Liberalism, according to our class notes, emphasizes the potential for cooperation in the international system. Using this theory, the United States and Cuba, while both holding drastically different political ideologies (democracy and communism), made the decision not to enter into physical confrontation. While the agreement made was not a long-term solution for the increasingly strained relations between the two countries, they still worked together within the international system to reach a compromise. Liberalism also holds that even if a state has the capability to do something, preferences are the determining factor for decision-making (Jackson). This is demonstrated by both Cuba and the United States possessing nuclear missiles, but neither using them in fear of all out nuclear war (Nye 141).
Looking at realism and liberalism, both are necessary to fully evaluate the Cuban Missile Crisis. Realism examines why the event took place (looking at the Bay of Pigs Invasion and the tension between the two countries) and liberalism explains why both countries decided to compromise. While the liberalism argument used may appear to be redundant, it is actually gauging the event using multiple aspects of the theory to further prove the point. Without using both theories, the Cuban Missile Crisis could not be fully understood.
Correll, John. "Airpower and The Cuban Missile Crisis." Airforce Magazine. Air Force
Association. Web. <http://www.airforce-magazine.com/MagazineArchive/Pages/2005/August%202005/0805u2.aspx>.
"Cuban Missile Crisis - John F. Kennedy Presidential Library & Museum." John F.
Kennedy Presidential Library & Museum. John F. Kennedy Presidential Library and Museum. Web. 5 Oct. 2011. <http://www.jfklibrary.org/JFK/JFK-in-History/Cuban-Missile-Crisis.aspx>.
Donnelly, Jack. Realism and International Politics. Cambridge: Press Syndicate of The
University of Cambridge, 2000. Print.
Jackson, Patrick. "A Brief History of U.S. Diplomacy." U.S. Diplomacy. School of
International Service, American University. Web. 4 Oct. 2011. <http://www.usdiplomacy.org/diplomacytoday/values/theories.php>.
Nye, Joseph S., David Welch, and Joseph S. Nye. Understanding Global Conflict and
Cooperation: an Introduction to Theory and History. Boston: Pearson Longman, 2011. Print.
"An Overview on The Crisis." Oracle Thinkquest. Web. 6 Oct. 2011.
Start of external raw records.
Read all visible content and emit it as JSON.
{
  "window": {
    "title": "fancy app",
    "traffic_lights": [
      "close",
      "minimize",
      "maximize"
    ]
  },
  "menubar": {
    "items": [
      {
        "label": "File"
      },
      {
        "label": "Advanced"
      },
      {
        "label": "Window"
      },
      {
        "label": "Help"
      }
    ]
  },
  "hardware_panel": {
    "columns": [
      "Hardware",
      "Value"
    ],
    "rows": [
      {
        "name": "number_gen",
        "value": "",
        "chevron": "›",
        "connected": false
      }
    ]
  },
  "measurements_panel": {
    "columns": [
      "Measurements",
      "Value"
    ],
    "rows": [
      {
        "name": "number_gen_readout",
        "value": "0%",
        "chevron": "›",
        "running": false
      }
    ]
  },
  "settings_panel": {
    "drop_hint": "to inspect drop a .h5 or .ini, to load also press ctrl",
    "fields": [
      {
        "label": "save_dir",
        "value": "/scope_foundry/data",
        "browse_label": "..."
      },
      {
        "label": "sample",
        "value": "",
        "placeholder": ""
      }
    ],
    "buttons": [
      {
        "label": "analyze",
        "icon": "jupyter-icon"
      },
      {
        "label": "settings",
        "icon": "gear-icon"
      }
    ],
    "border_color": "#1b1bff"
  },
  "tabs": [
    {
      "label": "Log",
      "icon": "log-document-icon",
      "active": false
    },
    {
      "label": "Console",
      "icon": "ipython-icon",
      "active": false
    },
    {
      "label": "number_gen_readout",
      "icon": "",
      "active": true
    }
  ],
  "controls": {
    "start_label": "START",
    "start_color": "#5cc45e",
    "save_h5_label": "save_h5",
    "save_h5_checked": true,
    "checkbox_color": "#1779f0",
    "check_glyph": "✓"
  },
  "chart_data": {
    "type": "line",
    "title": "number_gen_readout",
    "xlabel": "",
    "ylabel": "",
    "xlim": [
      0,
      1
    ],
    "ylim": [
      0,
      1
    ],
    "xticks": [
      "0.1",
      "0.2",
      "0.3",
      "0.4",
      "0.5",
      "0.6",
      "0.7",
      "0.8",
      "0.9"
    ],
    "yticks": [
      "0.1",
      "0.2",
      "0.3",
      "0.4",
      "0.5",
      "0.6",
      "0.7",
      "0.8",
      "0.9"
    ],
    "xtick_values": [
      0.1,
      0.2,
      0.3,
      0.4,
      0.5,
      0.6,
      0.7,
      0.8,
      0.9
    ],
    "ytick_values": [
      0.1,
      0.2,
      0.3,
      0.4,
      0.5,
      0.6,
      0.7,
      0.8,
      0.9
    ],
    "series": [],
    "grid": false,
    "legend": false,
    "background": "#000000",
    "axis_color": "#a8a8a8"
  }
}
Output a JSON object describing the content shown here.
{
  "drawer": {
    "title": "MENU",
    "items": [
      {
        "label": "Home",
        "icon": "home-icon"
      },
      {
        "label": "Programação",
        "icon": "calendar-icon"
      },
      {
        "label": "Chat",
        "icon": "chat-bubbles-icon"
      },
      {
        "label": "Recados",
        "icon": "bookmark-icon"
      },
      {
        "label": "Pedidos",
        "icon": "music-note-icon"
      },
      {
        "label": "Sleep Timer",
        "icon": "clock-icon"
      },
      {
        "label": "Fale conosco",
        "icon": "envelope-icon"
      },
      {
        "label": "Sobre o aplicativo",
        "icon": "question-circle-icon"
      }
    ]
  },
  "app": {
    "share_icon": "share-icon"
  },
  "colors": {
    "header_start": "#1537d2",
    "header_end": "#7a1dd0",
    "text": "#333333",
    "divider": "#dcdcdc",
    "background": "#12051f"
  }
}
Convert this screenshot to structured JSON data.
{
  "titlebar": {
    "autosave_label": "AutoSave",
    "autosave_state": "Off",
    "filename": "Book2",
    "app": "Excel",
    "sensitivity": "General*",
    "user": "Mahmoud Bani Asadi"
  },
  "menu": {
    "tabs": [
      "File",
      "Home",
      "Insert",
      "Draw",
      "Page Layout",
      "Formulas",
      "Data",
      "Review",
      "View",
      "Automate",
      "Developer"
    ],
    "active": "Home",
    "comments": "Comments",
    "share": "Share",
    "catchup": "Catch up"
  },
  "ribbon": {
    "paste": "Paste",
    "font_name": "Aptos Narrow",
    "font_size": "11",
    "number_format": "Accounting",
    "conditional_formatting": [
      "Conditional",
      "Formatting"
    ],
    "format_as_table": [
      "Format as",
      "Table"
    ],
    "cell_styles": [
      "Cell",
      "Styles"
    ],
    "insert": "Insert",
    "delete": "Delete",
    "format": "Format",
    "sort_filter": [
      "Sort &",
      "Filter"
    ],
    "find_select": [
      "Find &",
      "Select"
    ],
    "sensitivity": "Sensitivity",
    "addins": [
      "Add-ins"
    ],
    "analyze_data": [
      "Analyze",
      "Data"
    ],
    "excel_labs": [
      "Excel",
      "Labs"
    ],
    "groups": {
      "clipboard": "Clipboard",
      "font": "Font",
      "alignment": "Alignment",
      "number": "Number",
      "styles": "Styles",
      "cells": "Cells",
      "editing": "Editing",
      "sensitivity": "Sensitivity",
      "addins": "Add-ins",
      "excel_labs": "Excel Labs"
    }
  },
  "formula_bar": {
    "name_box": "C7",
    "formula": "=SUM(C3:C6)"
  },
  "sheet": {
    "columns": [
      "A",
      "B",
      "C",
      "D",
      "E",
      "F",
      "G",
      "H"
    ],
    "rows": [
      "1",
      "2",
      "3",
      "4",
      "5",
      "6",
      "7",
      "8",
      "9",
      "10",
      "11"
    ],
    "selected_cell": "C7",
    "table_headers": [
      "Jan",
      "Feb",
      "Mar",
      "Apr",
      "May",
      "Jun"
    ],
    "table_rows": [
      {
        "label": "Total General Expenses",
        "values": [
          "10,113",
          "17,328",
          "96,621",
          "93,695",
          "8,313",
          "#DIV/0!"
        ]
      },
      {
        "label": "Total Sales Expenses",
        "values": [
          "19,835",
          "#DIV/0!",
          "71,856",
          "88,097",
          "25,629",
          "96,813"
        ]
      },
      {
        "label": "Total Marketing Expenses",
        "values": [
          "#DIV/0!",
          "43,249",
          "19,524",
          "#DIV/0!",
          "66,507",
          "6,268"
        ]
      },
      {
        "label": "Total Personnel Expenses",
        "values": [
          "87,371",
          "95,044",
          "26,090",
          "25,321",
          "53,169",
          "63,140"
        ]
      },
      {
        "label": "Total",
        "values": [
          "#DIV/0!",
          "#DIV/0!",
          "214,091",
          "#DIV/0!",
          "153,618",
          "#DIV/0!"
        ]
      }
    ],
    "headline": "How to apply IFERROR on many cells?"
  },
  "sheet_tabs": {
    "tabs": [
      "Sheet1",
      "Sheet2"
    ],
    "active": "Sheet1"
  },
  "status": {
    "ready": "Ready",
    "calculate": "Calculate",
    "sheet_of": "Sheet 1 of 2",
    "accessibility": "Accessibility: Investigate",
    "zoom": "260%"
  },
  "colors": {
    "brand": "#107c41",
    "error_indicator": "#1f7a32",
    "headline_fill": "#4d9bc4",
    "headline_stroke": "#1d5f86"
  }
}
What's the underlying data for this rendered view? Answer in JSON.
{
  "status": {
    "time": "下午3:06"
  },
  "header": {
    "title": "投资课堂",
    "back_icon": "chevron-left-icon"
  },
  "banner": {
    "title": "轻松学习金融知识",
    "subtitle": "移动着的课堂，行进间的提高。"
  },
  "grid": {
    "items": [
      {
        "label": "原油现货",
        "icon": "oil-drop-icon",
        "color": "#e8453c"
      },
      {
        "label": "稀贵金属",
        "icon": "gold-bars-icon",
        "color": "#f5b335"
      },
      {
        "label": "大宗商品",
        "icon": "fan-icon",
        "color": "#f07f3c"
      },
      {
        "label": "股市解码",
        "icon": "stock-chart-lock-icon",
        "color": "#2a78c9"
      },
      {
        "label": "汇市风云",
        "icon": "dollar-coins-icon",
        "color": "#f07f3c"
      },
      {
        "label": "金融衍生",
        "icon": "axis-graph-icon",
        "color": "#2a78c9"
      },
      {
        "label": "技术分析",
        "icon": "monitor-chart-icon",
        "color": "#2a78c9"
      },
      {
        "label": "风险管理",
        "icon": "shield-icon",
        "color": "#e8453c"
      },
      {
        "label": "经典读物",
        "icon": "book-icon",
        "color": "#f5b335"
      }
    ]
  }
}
Utz, Curtis. "Cuban Missile Crisis." Naval History and Heritage Command. Naval
Historical Center, Aug.-Sept. 2006. Web. 7 Oct. 2011. <http://www.history.navy.mil/wars/cuban-mc.htm>